With the president wanting Congress to approve his health care reform proposals by the end of the year, thousands of Oklahomans rallied on both sides of the issue in a steady rain Sunday outside the state Capitol.
Opponents, who attended a so-called tea party made up of people also opposed to higher taxes and what they say is out-of-control government spending, clearly outnumbered supporters in two separate rallies.
A crowd estimated at 5,500 gathered Sunday afternoon on the north steps of the Capitol for an event sponsored by the Oklahoma City Tea Party. About 300 gathered about four hours earlier on the Capitol’s south steps organized by Change Oklahoma, a group made up of many who supported the president’s campaign.

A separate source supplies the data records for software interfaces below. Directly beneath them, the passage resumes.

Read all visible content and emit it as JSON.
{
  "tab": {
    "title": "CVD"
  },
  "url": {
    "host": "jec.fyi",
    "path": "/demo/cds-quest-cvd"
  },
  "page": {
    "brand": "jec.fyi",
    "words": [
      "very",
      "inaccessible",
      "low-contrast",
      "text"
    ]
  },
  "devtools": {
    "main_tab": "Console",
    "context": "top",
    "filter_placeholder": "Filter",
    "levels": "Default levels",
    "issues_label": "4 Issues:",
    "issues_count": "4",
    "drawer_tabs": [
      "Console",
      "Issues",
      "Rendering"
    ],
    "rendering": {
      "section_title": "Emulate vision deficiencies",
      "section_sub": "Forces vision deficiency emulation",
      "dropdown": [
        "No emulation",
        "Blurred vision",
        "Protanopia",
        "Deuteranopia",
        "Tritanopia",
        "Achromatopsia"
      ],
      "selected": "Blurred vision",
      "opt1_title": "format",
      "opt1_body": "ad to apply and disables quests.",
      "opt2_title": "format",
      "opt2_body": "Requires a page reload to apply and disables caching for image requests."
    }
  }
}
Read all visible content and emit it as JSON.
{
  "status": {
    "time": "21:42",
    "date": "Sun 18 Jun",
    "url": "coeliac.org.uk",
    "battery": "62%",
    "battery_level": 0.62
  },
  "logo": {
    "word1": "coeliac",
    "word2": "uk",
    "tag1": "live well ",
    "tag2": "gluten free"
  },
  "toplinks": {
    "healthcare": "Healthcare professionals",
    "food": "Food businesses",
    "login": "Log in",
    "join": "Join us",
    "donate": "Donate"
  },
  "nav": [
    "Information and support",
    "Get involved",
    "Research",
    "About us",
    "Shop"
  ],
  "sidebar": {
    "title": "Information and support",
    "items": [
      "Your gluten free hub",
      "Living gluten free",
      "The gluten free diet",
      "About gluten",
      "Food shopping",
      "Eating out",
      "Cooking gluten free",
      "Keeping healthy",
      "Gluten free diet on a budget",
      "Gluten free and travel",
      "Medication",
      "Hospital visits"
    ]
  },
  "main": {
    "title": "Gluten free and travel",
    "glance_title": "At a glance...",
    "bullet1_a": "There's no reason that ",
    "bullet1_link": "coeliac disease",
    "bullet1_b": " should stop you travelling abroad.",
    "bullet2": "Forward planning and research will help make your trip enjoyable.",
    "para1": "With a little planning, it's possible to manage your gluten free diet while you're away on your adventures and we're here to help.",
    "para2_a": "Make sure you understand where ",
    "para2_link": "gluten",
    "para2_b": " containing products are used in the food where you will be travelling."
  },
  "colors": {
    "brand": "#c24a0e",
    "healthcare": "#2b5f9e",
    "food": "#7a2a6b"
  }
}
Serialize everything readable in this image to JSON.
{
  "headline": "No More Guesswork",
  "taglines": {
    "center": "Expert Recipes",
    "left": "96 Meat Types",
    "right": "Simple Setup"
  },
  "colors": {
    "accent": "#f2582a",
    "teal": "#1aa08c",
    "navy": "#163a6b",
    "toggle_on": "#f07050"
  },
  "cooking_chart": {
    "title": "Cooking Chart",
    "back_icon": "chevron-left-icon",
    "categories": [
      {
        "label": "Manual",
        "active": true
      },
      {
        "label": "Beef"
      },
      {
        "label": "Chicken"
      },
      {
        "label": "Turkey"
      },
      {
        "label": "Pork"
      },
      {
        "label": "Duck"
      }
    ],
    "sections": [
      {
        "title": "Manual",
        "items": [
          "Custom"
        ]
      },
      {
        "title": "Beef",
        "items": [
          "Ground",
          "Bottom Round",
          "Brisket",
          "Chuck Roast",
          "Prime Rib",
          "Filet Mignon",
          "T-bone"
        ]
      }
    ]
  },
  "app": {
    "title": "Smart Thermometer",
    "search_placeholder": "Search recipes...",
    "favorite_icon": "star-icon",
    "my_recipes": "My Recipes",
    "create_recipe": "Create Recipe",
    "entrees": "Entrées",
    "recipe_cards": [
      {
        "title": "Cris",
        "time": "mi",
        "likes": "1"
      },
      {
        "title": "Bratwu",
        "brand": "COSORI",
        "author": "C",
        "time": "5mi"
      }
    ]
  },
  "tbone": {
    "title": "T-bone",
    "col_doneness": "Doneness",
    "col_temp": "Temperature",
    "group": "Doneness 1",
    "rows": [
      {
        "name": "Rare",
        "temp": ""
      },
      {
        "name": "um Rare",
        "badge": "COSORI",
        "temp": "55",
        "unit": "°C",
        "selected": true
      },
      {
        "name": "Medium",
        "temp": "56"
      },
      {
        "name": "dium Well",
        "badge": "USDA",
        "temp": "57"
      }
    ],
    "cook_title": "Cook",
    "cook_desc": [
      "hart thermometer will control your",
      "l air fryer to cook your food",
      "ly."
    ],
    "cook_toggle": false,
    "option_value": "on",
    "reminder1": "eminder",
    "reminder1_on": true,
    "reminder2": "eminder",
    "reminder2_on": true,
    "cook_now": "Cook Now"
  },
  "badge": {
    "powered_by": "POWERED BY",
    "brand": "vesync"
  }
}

Both sides wanted to show their congressional delegation how they felt on the health care reforms that are of President Barack Obama’s key campaign promises to provide health care to an estimated 47 million Americans who have no medical coverage.
Amber Harrington of Oklahoma City attended the tea party rally and carried a sign reading, “Obama’s real achievements – deceiving the people, mocking the Lord’s word, disgracing our veterans, washing tax dollars.”
She said she’s also unhappy with plans by Obama and mostly Democrats in Congress to change the health care system.
“They are now trying to control what kind of treatment we get,” Harrington said.
Harrington said she doesn’t have health care insurance, but can get treated at a nearby clinic often for $25.
“I want to have the freedom of being able to choose what’s right for me,” she said.
David Perry of Norman was at the rally supporting health care reforms, including a public option.
An owner of a computer business, Perry said he can’t afford health insurance.
“I’ve tried to buy it for two years, I finally threw my hands in and said, ‘Too expensive,’” he said.
Even if he could afford insurance, he said several self-employed friends have told him it’s difficult to get insurance companies to pay claims.
“When it comes time to need the coverage, it’s not there,” Perry said. “We need some sort of public option to keep them (insurance companies) honest.”
- Michael McNutt, Capitol Bureau